The UN is “gravely concerned” about reports of indiscriminate shelling of civilian areas of Tripoli, Stephane Dujarric, spokesman for UN Secretary General Antonio Guterres, said Friday at a news briefing.
Nearly 39,000 people have been displaced since fighting broke out in Libya’s capital, Dujarric said, citing data from the UN Migration Agency, and the humanitarian crisis there is worsening.
He stressed the need for “immediate and unconditional access for humanitarian partners” to enter the conflict areas in order to distribute aid to civilians caught in the crossfire.
“The United Nations reminds the parties of the need to protect civilians,” he added.
In early April, Khalifa Haftar, commander of forces loyal to Libya’s eastern government, launched a campaign to capture Tripoli, where the rival UN-recognized Government of National Accord (GNA) is headquartered.
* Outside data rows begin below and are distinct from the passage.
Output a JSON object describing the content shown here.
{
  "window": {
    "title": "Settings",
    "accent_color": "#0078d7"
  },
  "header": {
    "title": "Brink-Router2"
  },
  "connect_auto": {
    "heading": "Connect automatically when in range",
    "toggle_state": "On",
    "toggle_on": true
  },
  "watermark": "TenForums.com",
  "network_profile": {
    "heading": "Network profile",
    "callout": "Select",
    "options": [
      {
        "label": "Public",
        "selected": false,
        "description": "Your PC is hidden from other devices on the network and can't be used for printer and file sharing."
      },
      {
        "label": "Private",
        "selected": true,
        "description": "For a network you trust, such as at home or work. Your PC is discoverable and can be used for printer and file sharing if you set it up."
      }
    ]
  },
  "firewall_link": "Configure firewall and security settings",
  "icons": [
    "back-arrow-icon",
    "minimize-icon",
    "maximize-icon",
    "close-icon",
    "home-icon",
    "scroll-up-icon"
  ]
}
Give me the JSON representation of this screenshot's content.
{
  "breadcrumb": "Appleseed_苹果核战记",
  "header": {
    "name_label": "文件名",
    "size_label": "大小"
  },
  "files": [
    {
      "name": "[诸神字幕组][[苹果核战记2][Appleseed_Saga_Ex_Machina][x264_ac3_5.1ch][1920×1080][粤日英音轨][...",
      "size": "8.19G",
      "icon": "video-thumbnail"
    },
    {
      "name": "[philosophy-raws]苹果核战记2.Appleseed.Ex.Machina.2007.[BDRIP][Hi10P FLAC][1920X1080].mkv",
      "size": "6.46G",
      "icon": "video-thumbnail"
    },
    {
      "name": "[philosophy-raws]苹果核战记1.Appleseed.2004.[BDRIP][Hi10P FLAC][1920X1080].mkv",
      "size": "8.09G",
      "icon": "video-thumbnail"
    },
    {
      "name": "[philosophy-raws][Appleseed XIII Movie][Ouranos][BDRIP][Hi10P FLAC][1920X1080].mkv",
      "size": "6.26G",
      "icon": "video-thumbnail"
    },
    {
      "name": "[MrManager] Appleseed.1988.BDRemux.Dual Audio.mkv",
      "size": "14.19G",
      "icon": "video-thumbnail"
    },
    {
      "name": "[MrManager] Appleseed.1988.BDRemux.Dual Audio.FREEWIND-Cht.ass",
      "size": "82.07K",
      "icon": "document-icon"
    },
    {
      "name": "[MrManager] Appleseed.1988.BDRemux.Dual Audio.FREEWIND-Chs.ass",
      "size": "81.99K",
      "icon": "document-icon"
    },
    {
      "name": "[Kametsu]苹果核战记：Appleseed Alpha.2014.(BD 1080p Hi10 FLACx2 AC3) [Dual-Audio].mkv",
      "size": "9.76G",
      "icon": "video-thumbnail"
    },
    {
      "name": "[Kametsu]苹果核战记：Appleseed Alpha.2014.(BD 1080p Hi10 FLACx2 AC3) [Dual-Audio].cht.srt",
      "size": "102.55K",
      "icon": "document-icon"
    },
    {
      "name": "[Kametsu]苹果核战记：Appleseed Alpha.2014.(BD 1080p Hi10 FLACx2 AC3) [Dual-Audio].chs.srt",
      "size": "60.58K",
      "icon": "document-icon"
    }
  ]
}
Intermittent fighting near Tripoli has left scores of people dead.
The UN has expressed concern that the conflict will create another migration crisis.
Dujarric said UN humanitarian partners have evacuated 655 people from the Qasr bin Ghashir detention center, located on the outskirts of Tripoli.
While noting that the verification of civilian casualties is ongoing, he said more than 3,000 refugees and migrants remain trapped in seven detention facilities around the capital.
Libya has remained beset by turmoil since long-serving leader Muammar Gaddafi was ousted and killed in a bloody NATO-backed uprising in 2011.
Since then, the country has seen the emergence of two rival seats of power: one in eastern Libya, to which Haftar is affiliated, and another in Tripoli, which enjoys UN recognition.
This article has been adapted from its original source.